Raw data:
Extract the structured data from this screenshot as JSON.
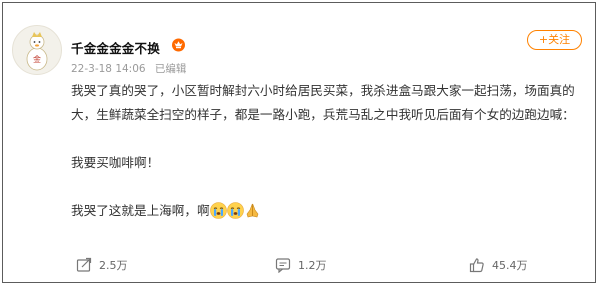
{
  "post": {
    "username": "千金金金金不换",
    "badge_icon": "crown-badge-icon",
    "time": "22-3-18 14:06",
    "edited": "已编辑",
    "follow_label": "+关注",
    "paragraphs": [
      "我哭了真的哭了，小区暂时解封六小时给居民买菜，我杀进盒马跟大家一起扫荡，场面真的大，生鲜蔬菜全扫空的样子，都是一路小跑，兵荒马乱之中我听见后面有个女的边跑边喊：",
      "我要买咖啡啊！",
      "我哭了这就是上海啊，啊"
    ],
    "emojis": [
      "crying-face-icon",
      "crying-face-icon",
      "praying-hands-icon"
    ]
  },
  "footer": {
    "shares": "2.5万",
    "comments": "1.2万",
    "likes": "45.4万"
  },
  "colors": {
    "accent": "#ff8200",
    "text": "#333333",
    "meta": "#9a9a9a"
  }
}
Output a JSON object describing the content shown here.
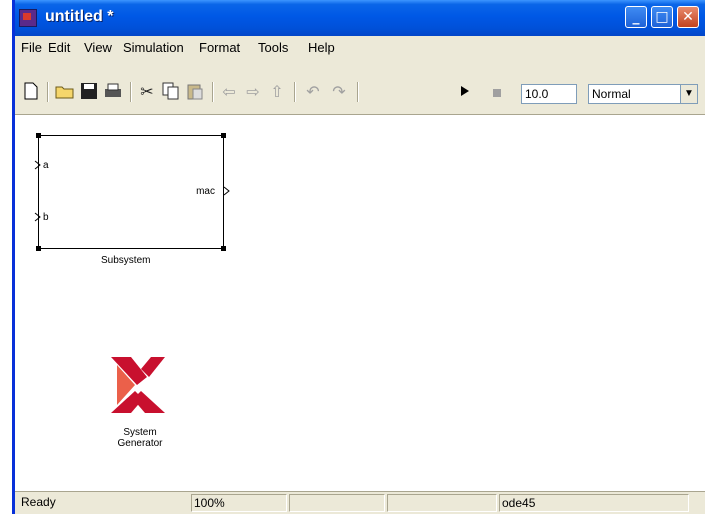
{
  "window": {
    "title": "untitled *",
    "controls": {
      "minimize": "_",
      "maximize": "□",
      "close": "✕"
    }
  },
  "menubar": {
    "items": [
      {
        "label": "File"
      },
      {
        "label": "Edit"
      },
      {
        "label": "View"
      },
      {
        "label": "Simulation"
      },
      {
        "label": "Format"
      },
      {
        "label": "Tools"
      },
      {
        "label": "Help"
      }
    ]
  },
  "toolbar": {
    "icons": [
      "new-model-icon",
      "open-icon",
      "save-icon",
      "print-icon",
      "cut-icon",
      "copy-icon",
      "paste-icon",
      "back-icon",
      "forward-icon",
      "up-icon",
      "undo-icon",
      "redo-icon",
      "start-simulation-icon",
      "stop-simulation-icon"
    ],
    "stop_time": "10.0",
    "sim_mode": "Normal"
  },
  "canvas": {
    "subsystem": {
      "name": "Subsystem",
      "inputs": [
        "a",
        "b"
      ],
      "outputs": [
        "mac"
      ]
    },
    "logo": {
      "line1": "System",
      "line2": "Generator"
    }
  },
  "statusbar": {
    "status": "Ready",
    "zoom": "100%",
    "cell3": "",
    "cell4": "",
    "solver": "ode45"
  },
  "colors": {
    "titlebar": "#0058e6",
    "logo_red": "#c8102e",
    "logo_orange": "#e8442a"
  }
}
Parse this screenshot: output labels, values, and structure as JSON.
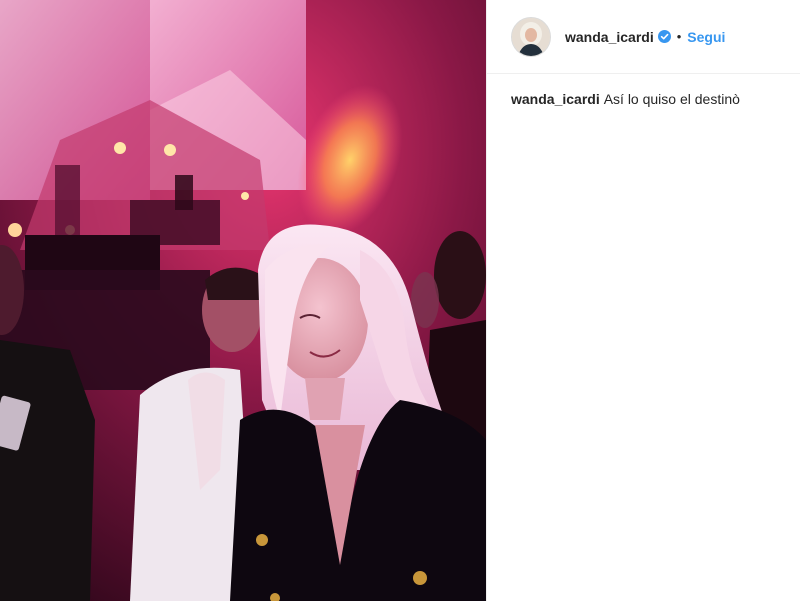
{
  "post": {
    "username": "wanda_icardi",
    "verified_icon": "verified-badge-icon",
    "separator": "•",
    "follow_label": "Segui",
    "caption_user": "wanda_icardi",
    "caption_text": "Así lo quiso el destinò",
    "accent_color": "#3897f0"
  },
  "photo": {
    "description_icon": "post-photo"
  }
}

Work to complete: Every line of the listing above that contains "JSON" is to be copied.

The completed task:
Extract the structured data from this screenshot as JSON.
Output a JSON object describing the content shown here.
Parse this screenshot: output labels, values, and structure as JSON.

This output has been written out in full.